There have been some notable instances over the last year, like the ransomware that targeted iPhone users in Australia, while security researchers have identified several different strains of ransomware in the wild, most notoriously CryptoLocker.
If you find your business has been targeted and infected, panic may ensue as the still relatively new threat is difficult to navigate.
Some security professionals even suggest trying to negotiate with the cyber criminals to get your data back, while recently a police force in Massachusetts actually paid up the ransom after it was attacked by cyber crooks.
Attacks That Could Cripple Your Business
Sandra Gordon, a businesswoman based in New York, suffered a near-crippling ransomware attack in January.
“Sixteen years’ worth of data went into lockdown because ransomware infects everything connected to the hard drive, including external hard drives. So backing up, unless it’s to the cloud, won't help,” she said, ultimately resorting to paying up the ransom.

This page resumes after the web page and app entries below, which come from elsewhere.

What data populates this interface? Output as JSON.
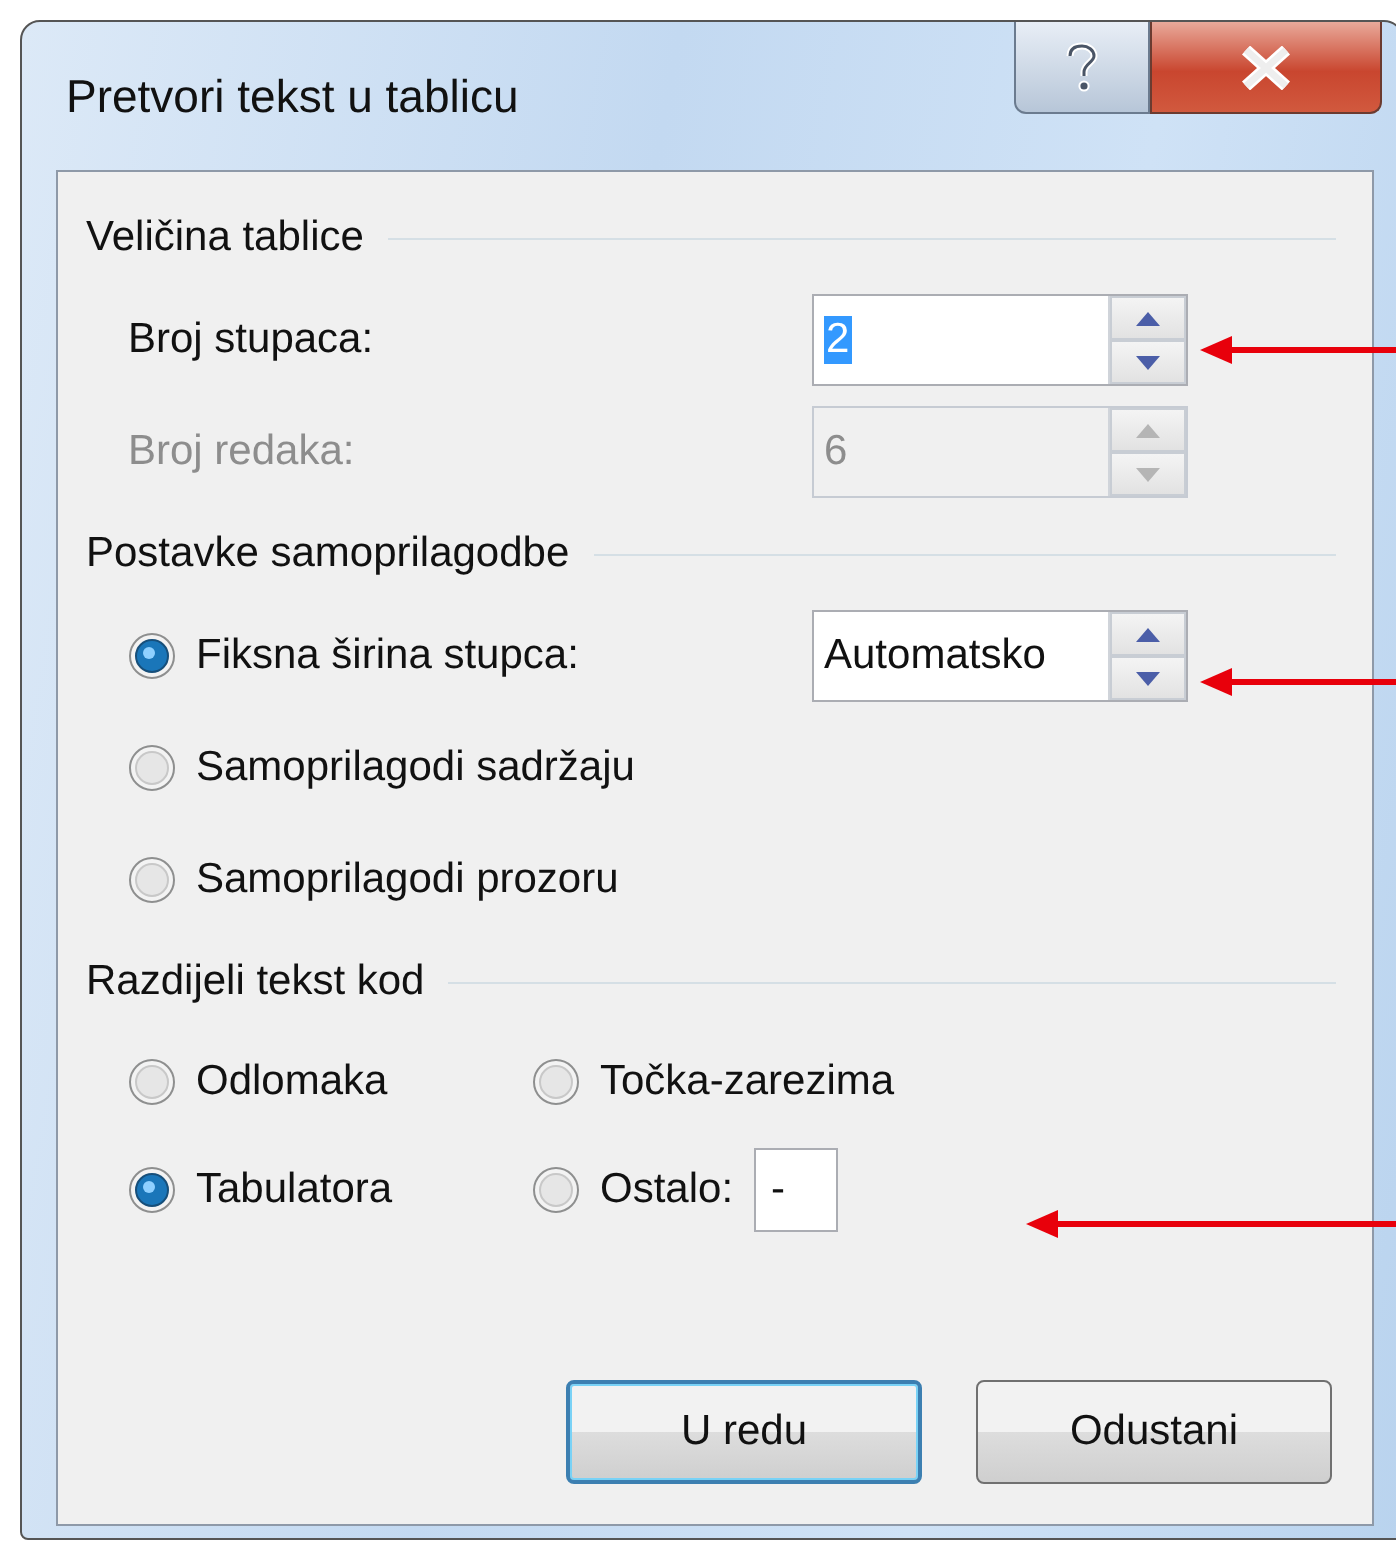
{
  "window": {
    "title": "Pretvori tekst u tablicu"
  },
  "sections": [
    {
      "title": "Veličina tablice",
      "items": [
        {
          "kind": "spinner",
          "label": "Broj stupaca:",
          "value": "2",
          "value_selected": true,
          "disabled": false
        },
        {
          "kind": "spinner",
          "label": "Broj redaka:",
          "value": "6",
          "value_selected": false,
          "disabled": true
        }
      ]
    },
    {
      "title": "Postavke samoprilagodbe",
      "items": [
        {
          "kind": "radio_spinner",
          "label": "Fiksna širina stupca:",
          "selected": true,
          "value": "Automatsko"
        },
        {
          "kind": "radio",
          "label": "Samoprilagodi sadržaju",
          "selected": false
        },
        {
          "kind": "radio",
          "label": "Samoprilagodi prozoru",
          "selected": false
        }
      ]
    },
    {
      "title": "Razdijeli tekst kod",
      "grid": [
        {
          "kind": "radio",
          "label": "Odlomaka",
          "selected": false
        },
        {
          "kind": "radio",
          "label": "Točka-zarezima",
          "selected": false
        },
        {
          "kind": "radio",
          "label": "Tabulatora",
          "selected": true
        },
        {
          "kind": "radio_field",
          "label": "Ostalo:",
          "selected": false,
          "entry": "-"
        }
      ]
    }
  ],
  "buttons": [
    {
      "label": "U redu",
      "default": true
    },
    {
      "label": "Odustani",
      "default": false
    }
  ]
}
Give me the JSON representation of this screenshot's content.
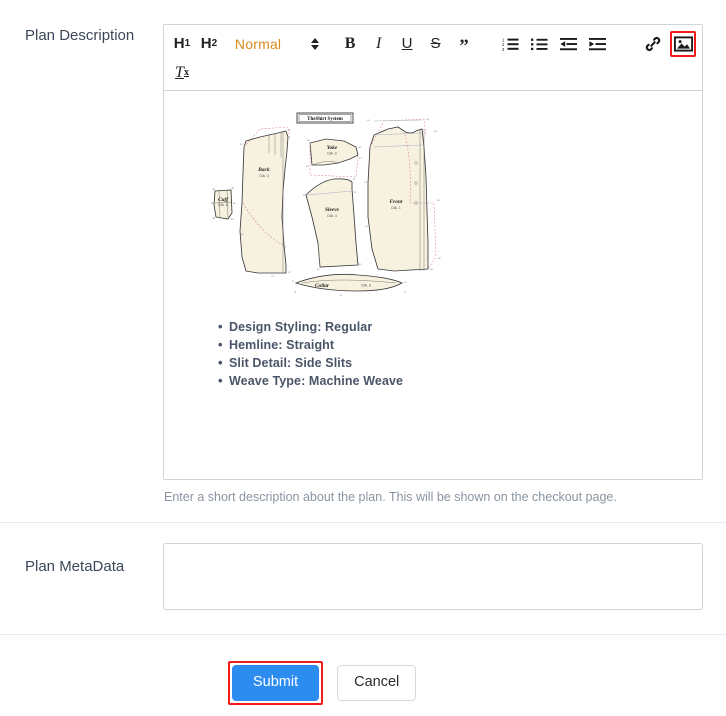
{
  "form": {
    "description_label": "Plan Description",
    "description_helper": "Enter a short description about the plan. This will be shown on the checkout page.",
    "metadata_label": "Plan MetaData",
    "metadata_value": "",
    "metadata_placeholder": ""
  },
  "toolbar": {
    "h1_label": "H",
    "h1_sub": "1",
    "h2_label": "H",
    "h2_sub": "2",
    "format_value": "Normal",
    "format_color": "#d98b1f",
    "bold_label": "B",
    "italic_label": "I",
    "underline_label": "U",
    "strike_label": "S",
    "quote_label": "”",
    "ordered_list_name": "ordered-list",
    "bullet_list_name": "bullet-list",
    "outdent_name": "outdent",
    "indent_name": "indent",
    "link_name": "link",
    "image_name": "image",
    "clear_format_label": "T",
    "clear_format_sub": "x",
    "highlight_color": "#f01c1c"
  },
  "editor_content": {
    "diagram": {
      "title": "TheShirt System",
      "pieces": [
        {
          "name": "Back",
          "dia": "DIA. 3"
        },
        {
          "name": "Yoke",
          "dia": "DIA. 2"
        },
        {
          "name": "Sleeve",
          "dia": "DIA. 4"
        },
        {
          "name": "Front",
          "dia": "DIA. 1"
        },
        {
          "name": "Cuff",
          "dia": "DIA. 5"
        },
        {
          "name": "Collar",
          "dia": "DIA. 6"
        }
      ],
      "paper_color": "#f7f2e0",
      "outline_color": "#3a3a3a",
      "guide_color": "#d9889a"
    },
    "bullets": [
      "Design Styling: Regular",
      "Hemline: Straight",
      "Slit Detail: Side Slits",
      "Weave Type: Machine Weave"
    ]
  },
  "actions": {
    "submit_label": "Submit",
    "cancel_label": "Cancel",
    "submit_color": "#2d8cf0",
    "submit_highlight_color": "#f01c1c"
  }
}
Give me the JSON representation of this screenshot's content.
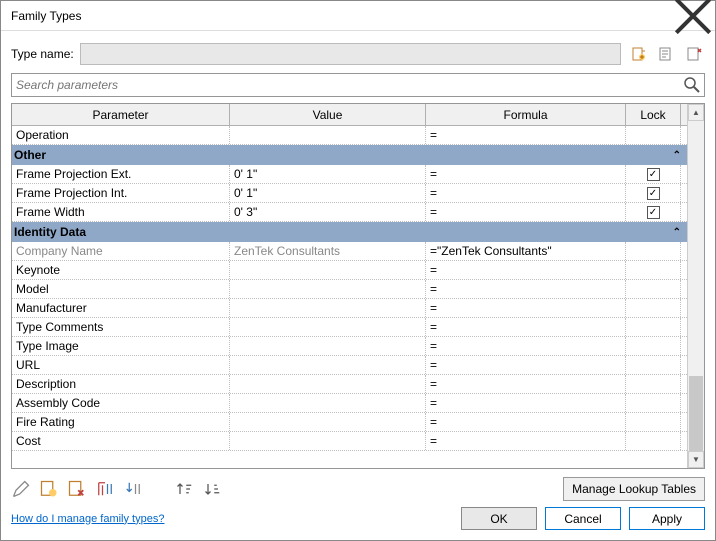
{
  "window": {
    "title": "Family Types"
  },
  "typename": {
    "label": "Type name:",
    "value": ""
  },
  "search": {
    "placeholder": "Search parameters"
  },
  "headers": {
    "parameter": "Parameter",
    "value": "Value",
    "formula": "Formula",
    "lock": "Lock"
  },
  "rows_top": [
    {
      "param": "Operation",
      "value": "",
      "formula": "=",
      "lock": null
    }
  ],
  "group_other": "Other",
  "rows_other": [
    {
      "param": "Frame Projection Ext.",
      "value": "0'  1\"",
      "formula": "=",
      "lock": true
    },
    {
      "param": "Frame Projection Int.",
      "value": "0'  1\"",
      "formula": "=",
      "lock": true
    },
    {
      "param": "Frame Width",
      "value": "0'  3\"",
      "formula": "=",
      "lock": true
    }
  ],
  "group_identity": "Identity Data",
  "rows_identity": [
    {
      "param": "Company Name",
      "value": "ZenTek Consultants",
      "formula": "=\"ZenTek Consultants\"",
      "lock": null,
      "gray": true
    },
    {
      "param": "Keynote",
      "value": "",
      "formula": "=",
      "lock": null
    },
    {
      "param": "Model",
      "value": "",
      "formula": "=",
      "lock": null
    },
    {
      "param": "Manufacturer",
      "value": "",
      "formula": "=",
      "lock": null
    },
    {
      "param": "Type Comments",
      "value": "",
      "formula": "=",
      "lock": null
    },
    {
      "param": "Type Image",
      "value": "",
      "formula": "=",
      "lock": null
    },
    {
      "param": "URL",
      "value": "",
      "formula": "=",
      "lock": null
    },
    {
      "param": "Description",
      "value": "",
      "formula": "=",
      "lock": null
    },
    {
      "param": "Assembly Code",
      "value": "",
      "formula": "=",
      "lock": null
    },
    {
      "param": "Fire Rating",
      "value": "",
      "formula": "=",
      "lock": null
    },
    {
      "param": "Cost",
      "value": "",
      "formula": "=",
      "lock": null
    }
  ],
  "buttons": {
    "manage_lookup": "Manage Lookup Tables",
    "ok": "OK",
    "cancel": "Cancel",
    "apply": "Apply"
  },
  "help_link": "How do I manage family types?"
}
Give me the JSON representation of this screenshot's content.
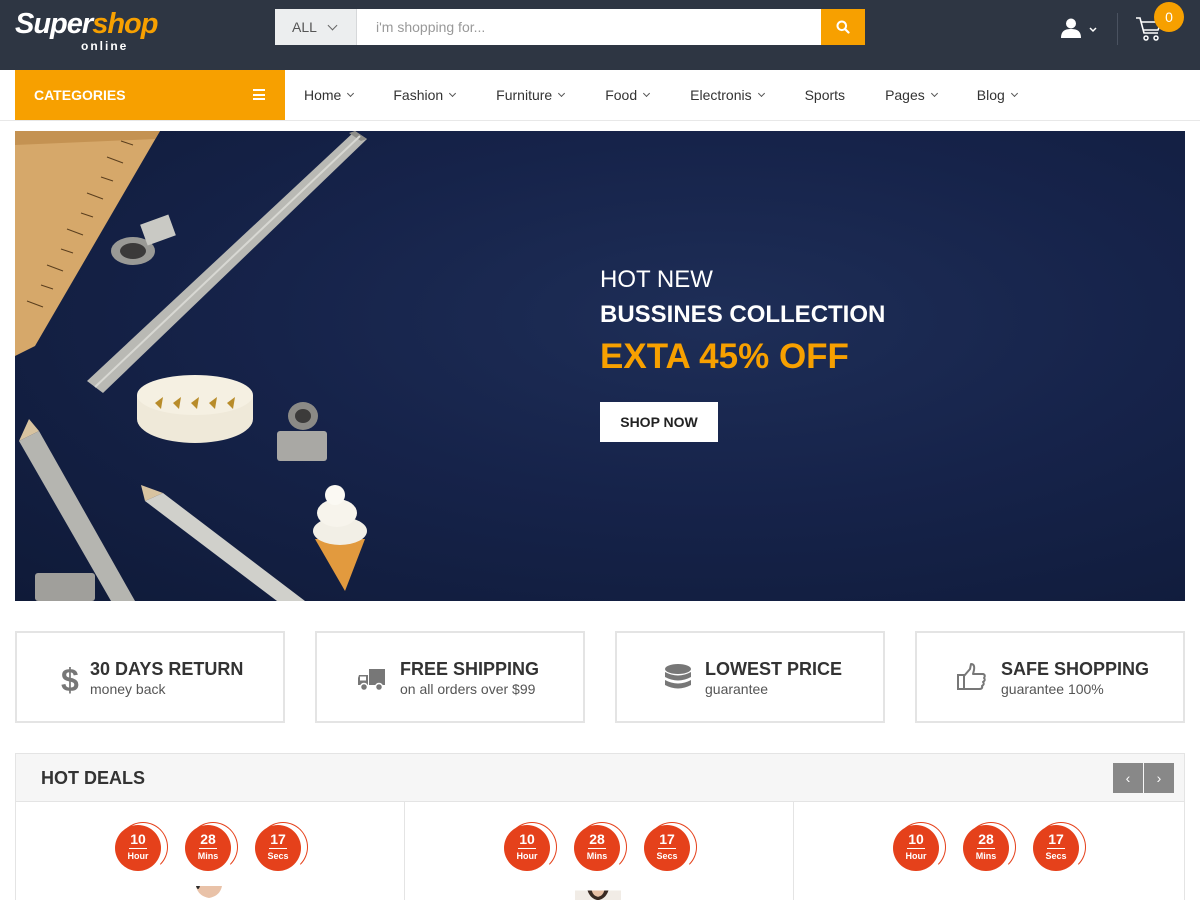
{
  "header": {
    "logo": {
      "brand_primary": "Super",
      "brand_accent": "shop",
      "tagline": "online"
    },
    "search": {
      "category": "ALL",
      "placeholder": "i'm shopping for...",
      "value": ""
    },
    "cart": {
      "count": "0"
    },
    "icons": [
      "search-icon",
      "user-icon",
      "cart-icon"
    ]
  },
  "nav": {
    "categories_label": "CATEGORIES",
    "items": [
      {
        "label": "Home",
        "dropdown": true
      },
      {
        "label": "Fashion",
        "dropdown": true
      },
      {
        "label": "Furniture",
        "dropdown": true
      },
      {
        "label": "Food",
        "dropdown": true
      },
      {
        "label": "Electronis",
        "dropdown": true
      },
      {
        "label": "Sports",
        "dropdown": false
      },
      {
        "label": "Pages",
        "dropdown": true
      },
      {
        "label": "Blog",
        "dropdown": true
      }
    ]
  },
  "hero": {
    "line1": "HOT NEW",
    "line2": "BUSSINES COLLECTION",
    "line3": "EXTA 45% OFF",
    "cta": "SHOP NOW"
  },
  "features": [
    {
      "icon": "dollar-icon",
      "title": "30 DAYS RETURN",
      "subtitle": "money back"
    },
    {
      "icon": "truck-icon",
      "title": "FREE SHIPPING",
      "subtitle": "on all orders over $99"
    },
    {
      "icon": "database-icon",
      "title": "LOWEST PRICE",
      "subtitle": "guarantee"
    },
    {
      "icon": "thumbs-up-icon",
      "title": "SAFE SHOPPING",
      "subtitle": "guarantee 100%"
    }
  ],
  "hot_deals": {
    "title": "HOT DEALS",
    "prev_label": "‹",
    "next_label": "›",
    "timers": [
      {
        "hour": "10",
        "hour_label": "Hour",
        "mins": "28",
        "mins_label": "Mins",
        "secs": "17",
        "secs_label": "Secs"
      },
      {
        "hour": "10",
        "hour_label": "Hour",
        "mins": "28",
        "mins_label": "Mins",
        "secs": "17",
        "secs_label": "Secs"
      },
      {
        "hour": "10",
        "hour_label": "Hour",
        "mins": "28",
        "mins_label": "Mins",
        "secs": "17",
        "secs_label": "Secs"
      }
    ]
  },
  "colors": {
    "header_bg": "#2e3643",
    "accent": "#f7a000",
    "timer_red": "#e5411b",
    "hero_bg": "#16234a"
  }
}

“I got all of my files back, which was essentially my professional identity. I’m grateful that my cybercriminals were honest. Between paying $630 in bitcoin and the support guy who made a house call, the experience cost me $1,700.”
This was a costly situation, and while it worked out in the end for Gordon, most cyber security professionals are in agreement that you shouldn’t pay cybercriminals.
“We've had a few clients hit with CryptoLocker or its variants, and fortunately most of them had good backups, but one did not. That's the price they paid,” says Morris Tabush of IT company Tabush Group.
Backing Up Data is the First Step
“Key issues with paying include the fact that a number of these samples are showing up with faults in the implementation of the encryption, which means that tools can be built to decrypt the files,” says Steve Santorelli, from Team Cymru, who previously worked at Scotland Yard’s Computer Crime Unit. He adds that there is never any proof that the cyber criminals will actually decrypt your files after you’ve paid.
“The main thing here, and sadly it’s often a lesson too late for victims, is the fact that regular, robust backups are the only thing that will save you from ransomware,” says Santorelli, “plus regularly updated anti-virus and patching your operating system and applications of course.”
“We believe that it’s vital to protect your data by backing it up in the first place to ensure that if disaster does strike, then your business is not brought to a halt,” says Jennifer Kate Ogden from UK firm Aspect IT.
Backing up is one thing, but it’s also necessary to regularly test these backups, and investing just a couple of hours every now and again in making sure everything is in working condition can make a huge difference.
And it’s important that note that while backups are vital, they are not a silver bullet against cyber criminals either.
Backing up simplifies things to a degree, says Mike Meikle, a partner at healthcare-focused security firm secureHIM. “However, the enterprise could still be liable for stolen data based on industry or government privacy and security regulations such as HIPAA for healthcare or PCI DSS for financial entities.”
Businesses also wonder if they should contact the authorities when faced by a cyber-crime incident like ransomware.
This all depends on the type of data that was stolen, such as personal health information (PHI) or personally identifiable information (PII), how much data was stolen, the number of people impacted and the local and national laws and regulations around data breaches. This can be different state to state and country to country.
An Educated Workforce
Having confidence in your backups is one method of dealing with a cyber-attack after the fact, but preventing any incident, while extremely difficult, is a wise practice too and this starts with educating your employees.
“The biggest prevention technique you can use is to educate your staff on not opening attachments or links from unknown sources,” says Brandyn Morelli, head of products and IT at Los Angeles app design firm Onyx. “If they feel they received something that is illegitimate, they should immediately contact their IT department.”
Employing a virtual private network can also help mitigate risk by randomizing your traffic to and from the business. Having a robust IT department in your organization is important, says J. Colin Petersen, CEO of J - I.T. Outsource, which could ultimately save your business thousands.